The Archangel battles also deserve praise. Unlike other battles, they have no types, gain 2 AP until they max out at 10, then unleash an ultimate attack, and their designs are (purposely) freaky. I don’t want to spoil the story anymore (as the Archangels often ties into flaws of the characters), but here’s an example of what I mean.
The dialogue is pretty funny too. Here is one of my favorite lines:
The music is awesome. It can get boring at times, like with the Harbortown music, especially with the vocals that come in inside buildings, but the battle music is awesome, especially when the vocals come in when you fuse.
Finally, I do have some criticisms, but they’re relatively minor in the grand scheme of things:
- You move pretty slowly in the world, and dashing takes stamina. Once you run out, you can’t dash until you regain it fully.

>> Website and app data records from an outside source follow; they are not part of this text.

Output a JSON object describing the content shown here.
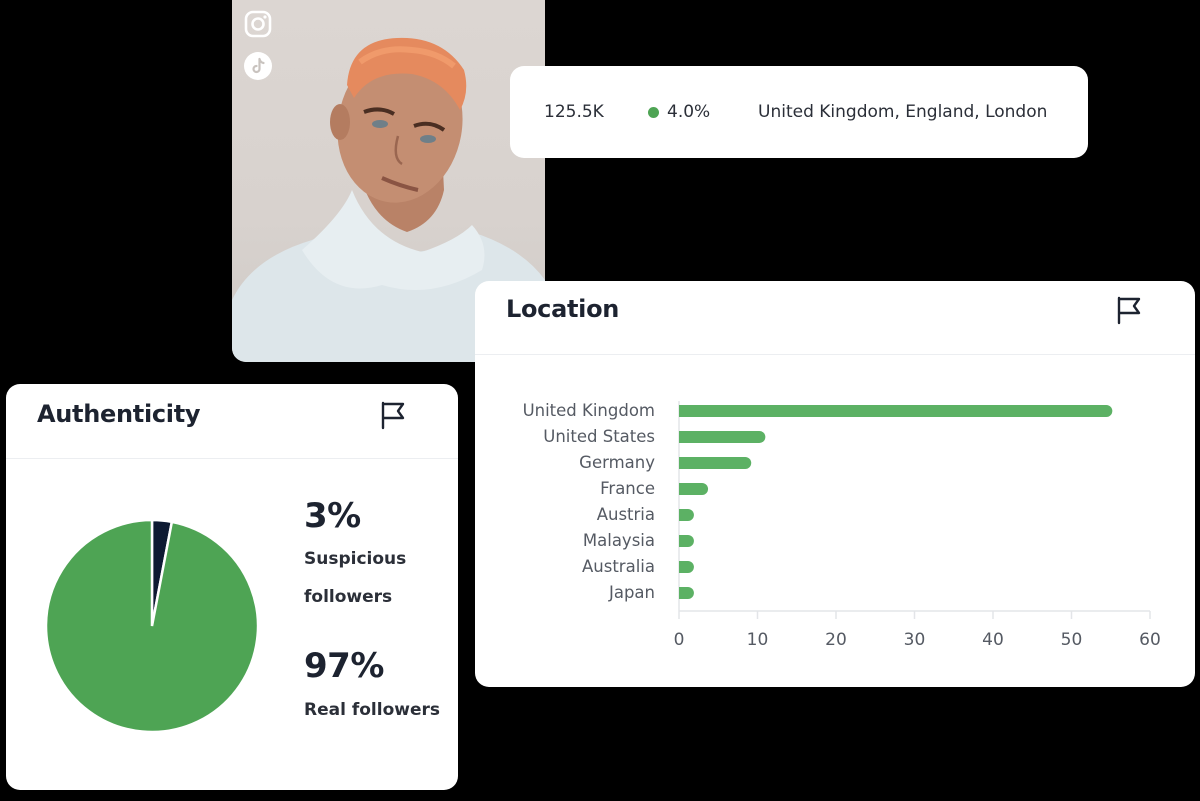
{
  "profile": {
    "photo_alt": "Influencer portrait with orange hair wearing light blue hoodie",
    "platforms": [
      {
        "name": "Instagram",
        "icon": "instagram-icon"
      },
      {
        "name": "TikTok",
        "icon": "tiktok-icon"
      }
    ]
  },
  "stats": {
    "followers": "125.5K",
    "engagement_rate": "4.0%",
    "engagement_status_color": "#4ea454",
    "location": "United Kingdom, England, London"
  },
  "location_card": {
    "title": "Location",
    "flag_icon": "flag-icon"
  },
  "authenticity_card": {
    "title": "Authenticity",
    "flag_icon": "flag-icon",
    "suspicious_value": "3%",
    "suspicious_label": "Suspicious followers",
    "real_value": "97%",
    "real_label": "Real followers"
  },
  "colors": {
    "bar": "#5cb164",
    "pie_real": "#4ea454",
    "pie_suspicious": "#0e1a33",
    "axis": "#e3e5e8",
    "tick_text": "#555a63"
  },
  "chart_data": [
    {
      "type": "bar",
      "orientation": "horizontal",
      "title": "Location",
      "categories": [
        "United Kingdom",
        "United States",
        "Germany",
        "France",
        "Austria",
        "Malaysia",
        "Australia",
        "Japan"
      ],
      "values": [
        55.2,
        11.0,
        9.2,
        3.7,
        1.9,
        1.9,
        1.9,
        1.9
      ],
      "xlim": [
        0,
        60
      ],
      "xticks": [
        0,
        10,
        20,
        30,
        40,
        50,
        60
      ],
      "xlabel": "",
      "ylabel": "",
      "grid": false
    },
    {
      "type": "pie",
      "title": "Authenticity",
      "labels": [
        "Suspicious followers",
        "Real followers"
      ],
      "values": [
        3,
        97
      ],
      "start_angle": "top",
      "direction": "clockwise"
    }
  ]
}
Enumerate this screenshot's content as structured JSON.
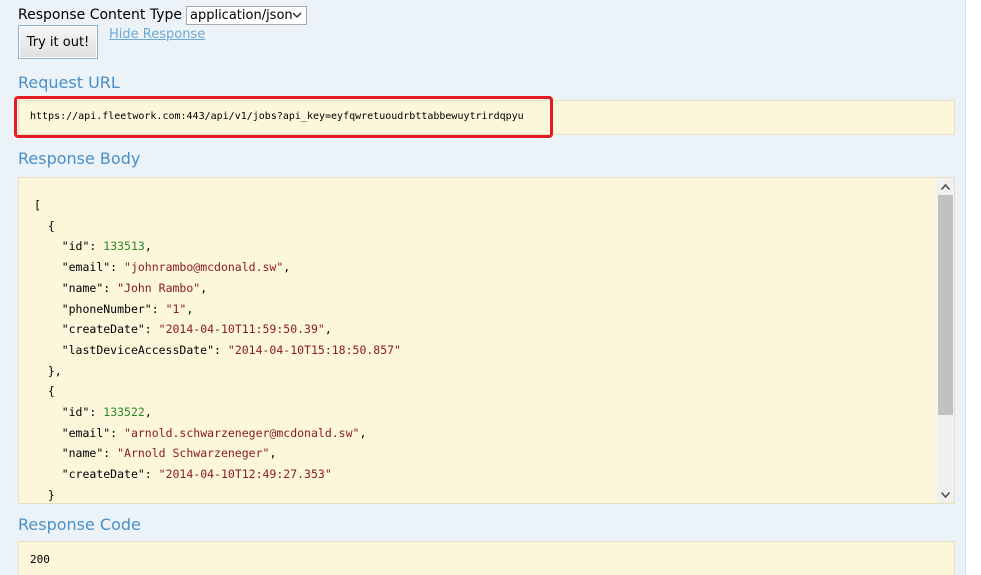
{
  "content_type": {
    "label": "Response Content Type",
    "selected": "application/json"
  },
  "actions": {
    "try_label": "Try it out!",
    "hide_label": "Hide Response"
  },
  "request_url": {
    "title": "Request URL",
    "value": "https://api.fleetwork.com:443/api/v1/jobs?api_key=eyfqwretuoudrbttabbewuytrirdqpyu"
  },
  "response_body": {
    "title": "Response Body",
    "lines": [
      {
        "indent": 0,
        "parts": [
          {
            "t": "p",
            "v": "["
          }
        ]
      },
      {
        "indent": 1,
        "parts": [
          {
            "t": "p",
            "v": "{"
          }
        ]
      },
      {
        "indent": 2,
        "parts": [
          {
            "t": "k",
            "v": "\"id\""
          },
          {
            "t": "p",
            "v": ": "
          },
          {
            "t": "n",
            "v": "133513"
          },
          {
            "t": "p",
            "v": ","
          }
        ]
      },
      {
        "indent": 2,
        "parts": [
          {
            "t": "k",
            "v": "\"email\""
          },
          {
            "t": "p",
            "v": ": "
          },
          {
            "t": "s",
            "v": "\"johnrambo@mcdonald.sw\""
          },
          {
            "t": "p",
            "v": ","
          }
        ]
      },
      {
        "indent": 2,
        "parts": [
          {
            "t": "k",
            "v": "\"name\""
          },
          {
            "t": "p",
            "v": ": "
          },
          {
            "t": "s",
            "v": "\"John Rambo\""
          },
          {
            "t": "p",
            "v": ","
          }
        ]
      },
      {
        "indent": 2,
        "parts": [
          {
            "t": "k",
            "v": "\"phoneNumber\""
          },
          {
            "t": "p",
            "v": ": "
          },
          {
            "t": "s",
            "v": "\"1\""
          },
          {
            "t": "p",
            "v": ","
          }
        ]
      },
      {
        "indent": 2,
        "parts": [
          {
            "t": "k",
            "v": "\"createDate\""
          },
          {
            "t": "p",
            "v": ": "
          },
          {
            "t": "s",
            "v": "\"2014-04-10T11:59:50.39\""
          },
          {
            "t": "p",
            "v": ","
          }
        ]
      },
      {
        "indent": 2,
        "parts": [
          {
            "t": "k",
            "v": "\"lastDeviceAccessDate\""
          },
          {
            "t": "p",
            "v": ": "
          },
          {
            "t": "s",
            "v": "\"2014-04-10T15:18:50.857\""
          }
        ]
      },
      {
        "indent": 1,
        "parts": [
          {
            "t": "p",
            "v": "},"
          }
        ]
      },
      {
        "indent": 1,
        "parts": [
          {
            "t": "p",
            "v": "{"
          }
        ]
      },
      {
        "indent": 2,
        "parts": [
          {
            "t": "k",
            "v": "\"id\""
          },
          {
            "t": "p",
            "v": ": "
          },
          {
            "t": "n",
            "v": "133522"
          },
          {
            "t": "p",
            "v": ","
          }
        ]
      },
      {
        "indent": 2,
        "parts": [
          {
            "t": "k",
            "v": "\"email\""
          },
          {
            "t": "p",
            "v": ": "
          },
          {
            "t": "s",
            "v": "\"arnold.schwarzeneger@mcdonald.sw\""
          },
          {
            "t": "p",
            "v": ","
          }
        ]
      },
      {
        "indent": 2,
        "parts": [
          {
            "t": "k",
            "v": "\"name\""
          },
          {
            "t": "p",
            "v": ": "
          },
          {
            "t": "s",
            "v": "\"Arnold Schwarzeneger\""
          },
          {
            "t": "p",
            "v": ","
          }
        ]
      },
      {
        "indent": 2,
        "parts": [
          {
            "t": "k",
            "v": "\"createDate\""
          },
          {
            "t": "p",
            "v": ": "
          },
          {
            "t": "s",
            "v": "\"2014-04-10T12:49:27.353\""
          }
        ]
      },
      {
        "indent": 1,
        "parts": [
          {
            "t": "p",
            "v": "}"
          }
        ]
      }
    ]
  },
  "response_code": {
    "title": "Response Code",
    "value": "200"
  },
  "icons": {
    "select_arrow": "chevron-down-icon",
    "scroll_up": "triangle-up-icon",
    "scroll_down": "triangle-down-icon"
  },
  "colors": {
    "highlight": "#e31b23",
    "title": "#4a8fc8",
    "number": "#2a8a2a",
    "string": "#8b1a1a"
  }
}
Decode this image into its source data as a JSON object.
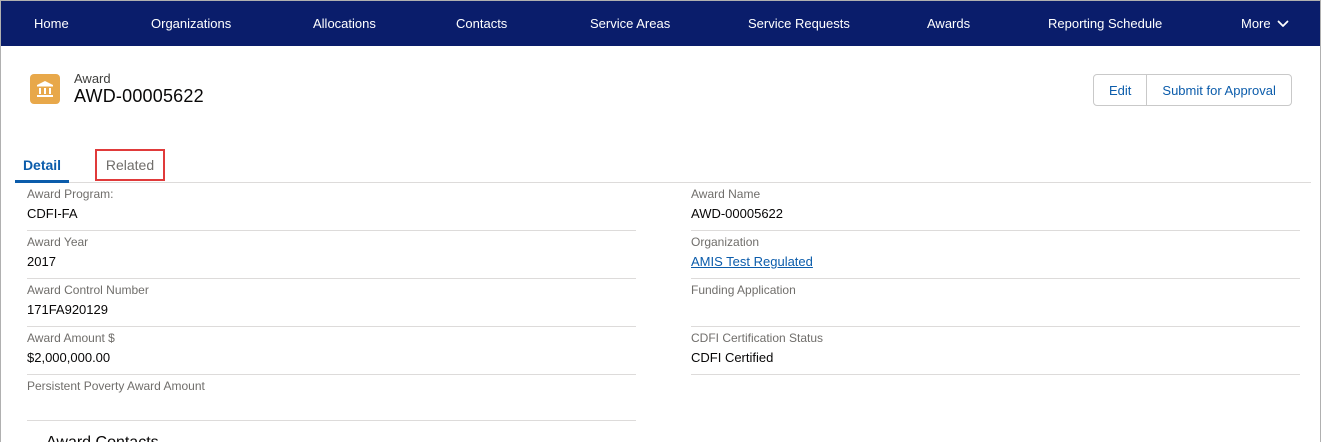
{
  "nav": {
    "items": [
      "Home",
      "Organizations",
      "Allocations",
      "Contacts",
      "Service Areas",
      "Service Requests",
      "Awards",
      "Reporting Schedule"
    ],
    "more_label": "More"
  },
  "header": {
    "object_type": "Award",
    "title": "AWD-00005622",
    "icon": "bank-building-icon",
    "icon_color": "#e8a84a",
    "buttons": {
      "edit": "Edit",
      "submit": "Submit for Approval"
    }
  },
  "tabs": {
    "detail": "Detail",
    "related": "Related",
    "active": "Detail"
  },
  "fields": {
    "left": [
      {
        "label": "Award Program:",
        "value": "CDFI-FA"
      },
      {
        "label": "Award Year",
        "value": "2017"
      },
      {
        "label": "Award Control Number",
        "value": "171FA920129"
      },
      {
        "label": "Award Amount $",
        "value": "$2,000,000.00"
      },
      {
        "label": "Persistent Poverty Award Amount",
        "value": ""
      }
    ],
    "right": [
      {
        "label": "Award Name",
        "value": "AWD-00005622"
      },
      {
        "label": "Organization",
        "value": "AMIS Test Regulated",
        "link": true
      },
      {
        "label": "Funding Application",
        "value": ""
      },
      {
        "label": "CDFI Certification Status",
        "value": "CDFI Certified"
      }
    ]
  },
  "section": {
    "title": "Award Contacts"
  },
  "colors": {
    "nav_bg": "#0a1d6b",
    "link": "#0b5cab",
    "highlight_border": "#e03a3a"
  }
}
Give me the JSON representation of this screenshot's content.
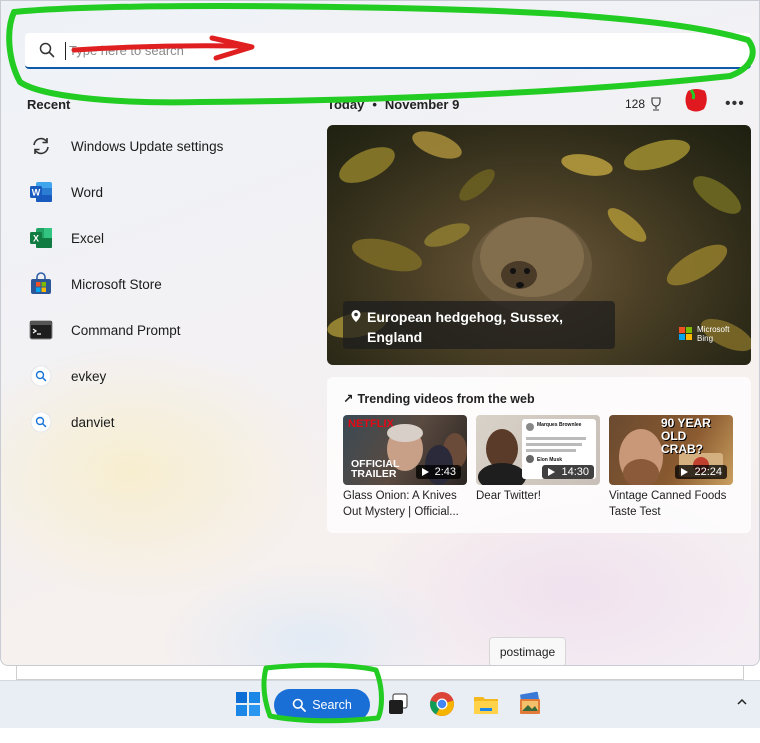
{
  "search": {
    "placeholder": "Type here to search"
  },
  "recent": {
    "title": "Recent",
    "items": [
      {
        "label": "Windows Update settings",
        "icon": "sync-icon"
      },
      {
        "label": "Word",
        "icon": "word-icon"
      },
      {
        "label": "Excel",
        "icon": "excel-icon"
      },
      {
        "label": "Microsoft Store",
        "icon": "store-icon"
      },
      {
        "label": "Command Prompt",
        "icon": "terminal-icon"
      },
      {
        "label": "evkey",
        "icon": "search-icon"
      },
      {
        "label": "danviet",
        "icon": "search-icon"
      }
    ]
  },
  "today": {
    "label": "Today",
    "separator": "•",
    "date": "November 9"
  },
  "rewards": {
    "points": "128"
  },
  "hero": {
    "caption": "European hedgehog, Sussex, England",
    "brand_line1": "Microsoft",
    "brand_line2": "Bing"
  },
  "trending": {
    "title": "Trending videos from the web",
    "videos": [
      {
        "title": "Glass Onion: A Knives Out Mystery | Official...",
        "duration": "2:43",
        "overlay_top": "NETFLIX",
        "overlay_bottom1": "OFFICIAL",
        "overlay_bottom2": "TRAILER"
      },
      {
        "title": "Dear Twitter!",
        "duration": "14:30",
        "overlay_top": "Marques Brownlee",
        "overlay_bottom1": "Elon Musk"
      },
      {
        "title": "Vintage Canned Foods Taste Test",
        "duration": "22:24",
        "overlay_top": "90 YEAR OLD CRAB?"
      }
    ]
  },
  "tooltip": {
    "text": "postimage"
  },
  "taskbar": {
    "search_label": "Search"
  },
  "colors": {
    "accent": "#1a6fd6",
    "annotation_green": "#22cc22",
    "annotation_red": "#e02020"
  }
}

- The pixel art overworld designs of the player characters, especially scaled up in battle, may not be to everybody’s tastes (I personally was neutral to them, but your subjective mileage may vary).
- Sometimes figuring out what to do next can be tricky, especially towards the end of the game, like when following Morgante’s song. This is when rumors, the mechanic that is supposed to solve this issues, run out.
- The ending was a bit too short (this was by far my biggest complaint of the game). I liked it, but the story itself can feel short if you rush through it. It’s best to enjoy it and not to rush through it.
In addition, I did have one game hard lock, however, as my Steam Deck ran out of power at that exact moment and since I was unable to reproduce this issue, I think this may have been a Steam Deck issue, but I am mentioning it here just to be safe. (I know some early versions on the Nintendo Switch were buggy for some users, however, given the age of the hardware in that console and the extremely small development team while still running mostly well on the Steam Deck, I feel they deserve a break.)
But overall, I really like this game. I haven’t been this excited over a monster RPG and still loving it to this day since 2010’s Pokémon Heart Gold & Soul Silver! This game reignited my love for the genre in the way no recent Pokémon game has. And given this extremely small development team absolutely made a better game than a big team for a major console exclusive (cough cough, the last two generations of Pokémon games, cough cough), that alone was impressive. But making something that redefines the genre is a rare moment that is almost impossible to do correctly, and yet, Bytten Studio did it, and did it impeccably well.
Cassette Beasts is EXTREMELY HIGHLY RECOMMENDED. If you like monster taming RPGs, this game should be on your shortlist. (Well, unless you’re a PS5 exclusive gamer, in which case you’re likely SooL, but you should still play this game.)